[Source data]
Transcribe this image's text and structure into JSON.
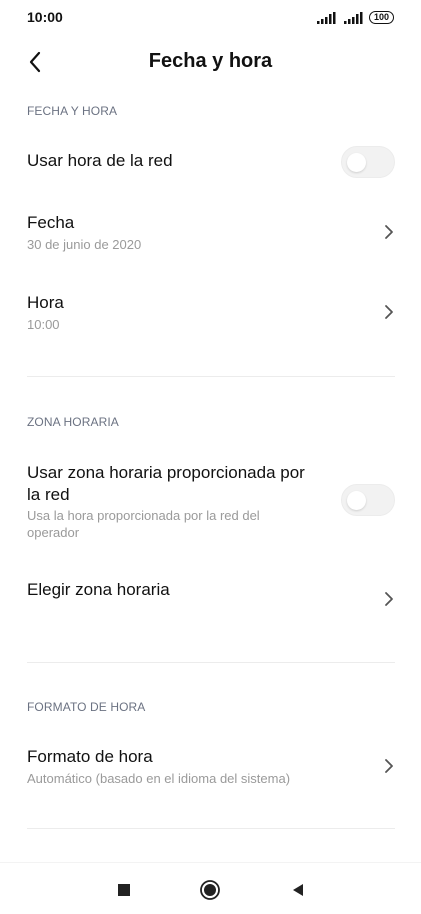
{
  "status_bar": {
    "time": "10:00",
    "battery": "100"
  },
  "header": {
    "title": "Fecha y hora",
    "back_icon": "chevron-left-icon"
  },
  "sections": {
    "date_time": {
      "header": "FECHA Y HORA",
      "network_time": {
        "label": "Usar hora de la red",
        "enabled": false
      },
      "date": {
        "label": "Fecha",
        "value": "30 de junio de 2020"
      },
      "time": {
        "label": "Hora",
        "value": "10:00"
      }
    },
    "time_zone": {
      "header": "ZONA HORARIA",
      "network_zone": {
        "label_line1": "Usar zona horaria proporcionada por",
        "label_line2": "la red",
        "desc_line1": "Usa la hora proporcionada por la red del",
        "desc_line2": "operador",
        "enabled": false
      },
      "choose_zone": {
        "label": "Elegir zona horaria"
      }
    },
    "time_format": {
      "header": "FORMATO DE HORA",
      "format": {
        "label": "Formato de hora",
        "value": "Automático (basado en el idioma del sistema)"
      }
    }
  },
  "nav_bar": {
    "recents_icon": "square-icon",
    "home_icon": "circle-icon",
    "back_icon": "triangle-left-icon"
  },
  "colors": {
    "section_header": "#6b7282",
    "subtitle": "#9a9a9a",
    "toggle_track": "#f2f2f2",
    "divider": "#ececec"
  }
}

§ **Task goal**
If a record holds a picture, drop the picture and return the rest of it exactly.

§ **Result**
Transcribe this image's text and structure into JSON.
{
  "status_bar": {
    "time": "10:00",
    "battery": "100"
  },
  "header": {
    "title": "Fecha y hora",
    "back_icon": "chevron-left-icon"
  },
  "sections": {
    "date_time": {
      "header": "FECHA Y HORA",
      "network_time": {
        "label": "Usar hora de la red",
        "enabled": false
      },
      "date": {
        "label": "Fecha",
        "value": "30 de junio de 2020"
      },
      "time": {
        "label": "Hora",
        "value": "10:00"
      }
    },
    "time_zone": {
      "header": "ZONA HORARIA",
      "network_zone": {
        "label_line1": "Usar zona horaria proporcionada por",
        "label_line2": "la red",
        "desc_line1": "Usa la hora proporcionada por la red del",
        "desc_line2": "operador",
        "enabled": false
      },
      "choose_zone": {
        "label": "Elegir zona horaria"
      }
    },
    "time_format": {
      "header": "FORMATO DE HORA",
      "format": {
        "label": "Formato de hora",
        "value": "Automático (basado en el idioma del sistema)"
      }
    }
  },
  "nav_bar": {
    "recents_icon": "square-icon",
    "home_icon": "circle-icon",
    "back_icon": "triangle-left-icon"
  },
  "colors": {
    "section_header": "#6b7282",
    "subtitle": "#9a9a9a",
    "toggle_track": "#f2f2f2",
    "divider": "#ececec"
  }
}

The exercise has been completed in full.